As you might expect from a company whose very name is outdated, their understanding of piracy and technology is a little, ah, hazy. For example:
With a healthy 8 percent increase in our digital revenues in 2011 – the first time the annual growth rate has risen since records began in 2004 – some might feel tempted to say that a troubled era for the music industry is coming to an end. Such complacency now, however, would be a great mistake.
So, wait, wait, wait. After years, years, of griping that technology is murdering your billion dollar industry and that the Googles Took Your Moneys, you see a reversal in digital sales that means you’re turning a profit again, and it’s still not enough?
Believe it or not, it gets better:
The result of this activity is effectively a rigged music market.
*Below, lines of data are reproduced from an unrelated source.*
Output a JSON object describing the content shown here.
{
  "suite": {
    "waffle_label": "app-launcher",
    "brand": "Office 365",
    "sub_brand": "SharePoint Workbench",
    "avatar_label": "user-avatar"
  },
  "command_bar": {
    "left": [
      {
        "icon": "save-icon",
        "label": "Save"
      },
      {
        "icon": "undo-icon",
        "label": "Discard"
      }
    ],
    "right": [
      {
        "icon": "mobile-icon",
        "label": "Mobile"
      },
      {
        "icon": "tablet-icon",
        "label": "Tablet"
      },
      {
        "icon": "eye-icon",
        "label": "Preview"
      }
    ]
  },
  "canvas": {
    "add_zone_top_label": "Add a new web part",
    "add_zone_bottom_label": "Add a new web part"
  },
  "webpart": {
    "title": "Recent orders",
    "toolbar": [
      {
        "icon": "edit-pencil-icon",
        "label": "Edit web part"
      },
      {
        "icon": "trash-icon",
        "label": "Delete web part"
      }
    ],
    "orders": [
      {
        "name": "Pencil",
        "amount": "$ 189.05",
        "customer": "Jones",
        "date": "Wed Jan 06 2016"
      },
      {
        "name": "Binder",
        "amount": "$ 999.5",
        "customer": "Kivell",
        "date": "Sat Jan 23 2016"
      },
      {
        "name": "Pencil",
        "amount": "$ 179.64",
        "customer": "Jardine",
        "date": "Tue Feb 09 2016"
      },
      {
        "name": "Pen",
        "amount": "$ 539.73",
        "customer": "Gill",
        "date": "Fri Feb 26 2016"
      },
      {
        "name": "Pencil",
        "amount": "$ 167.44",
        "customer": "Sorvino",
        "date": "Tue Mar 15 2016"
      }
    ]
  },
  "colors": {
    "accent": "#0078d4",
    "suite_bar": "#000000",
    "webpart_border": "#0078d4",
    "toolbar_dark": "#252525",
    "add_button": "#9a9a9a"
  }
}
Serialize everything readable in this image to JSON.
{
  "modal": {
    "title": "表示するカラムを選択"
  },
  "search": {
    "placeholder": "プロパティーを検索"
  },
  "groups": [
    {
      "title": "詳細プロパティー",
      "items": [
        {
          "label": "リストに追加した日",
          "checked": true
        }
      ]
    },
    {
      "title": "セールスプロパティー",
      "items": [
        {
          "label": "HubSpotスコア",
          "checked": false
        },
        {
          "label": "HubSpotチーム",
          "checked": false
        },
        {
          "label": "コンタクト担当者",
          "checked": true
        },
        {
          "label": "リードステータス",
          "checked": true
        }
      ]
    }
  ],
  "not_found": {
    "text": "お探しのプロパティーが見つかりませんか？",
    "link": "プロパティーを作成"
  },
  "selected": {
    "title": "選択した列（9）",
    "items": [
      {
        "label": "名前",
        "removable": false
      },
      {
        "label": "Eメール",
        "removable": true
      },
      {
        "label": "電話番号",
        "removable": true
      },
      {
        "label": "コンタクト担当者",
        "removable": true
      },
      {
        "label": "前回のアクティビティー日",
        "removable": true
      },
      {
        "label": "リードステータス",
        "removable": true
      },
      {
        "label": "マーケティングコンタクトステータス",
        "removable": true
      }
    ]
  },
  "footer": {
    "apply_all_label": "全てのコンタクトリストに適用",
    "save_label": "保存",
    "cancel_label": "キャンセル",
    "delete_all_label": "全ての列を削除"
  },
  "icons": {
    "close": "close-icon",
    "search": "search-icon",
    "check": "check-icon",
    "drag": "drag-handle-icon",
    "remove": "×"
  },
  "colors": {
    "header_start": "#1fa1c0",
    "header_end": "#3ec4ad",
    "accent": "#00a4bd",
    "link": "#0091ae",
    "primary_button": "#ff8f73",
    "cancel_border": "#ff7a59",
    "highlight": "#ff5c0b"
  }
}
Legal services, whatever their model, incur the business costs of being authorised and paying rights owners, as well as investments to develop secure payment methods and good quality services. This model is unsustainable when facing competition from infringing services that have greatly reduced costs and circumvent the normal rules of commercial business. A commercially sustainable digital music sector needs an environment in which the industry can effectively enforce its rights.
Yeah, Apple is bleeding from piracy. Apple is bleeding so, so badly from piracy. And Amazon! Amazon is battered in the gutter!
WON’T ANYBODY THINK OF THE POOR PROFIT-CRANKING MULTINATIONAL CORPORATIONS?
In all seriousness, while this isn’t nearly as bad as the MPAA’s whiny little press release we told you about, it does display a worrying refusal by the IFPI to accept that they already have the tools they need, even when they acknowledge that, holy crap, this law enforcement stuff really works on actual criminals, breaking actual laws!
We don’t think artists should be ripped off, but we also don’t think it’s the Internet’s fault that a bloated, complacent industry has to adjust to a new, less profitable reality where technology is always ahead of them.
(Image via glenn~ on Flickr)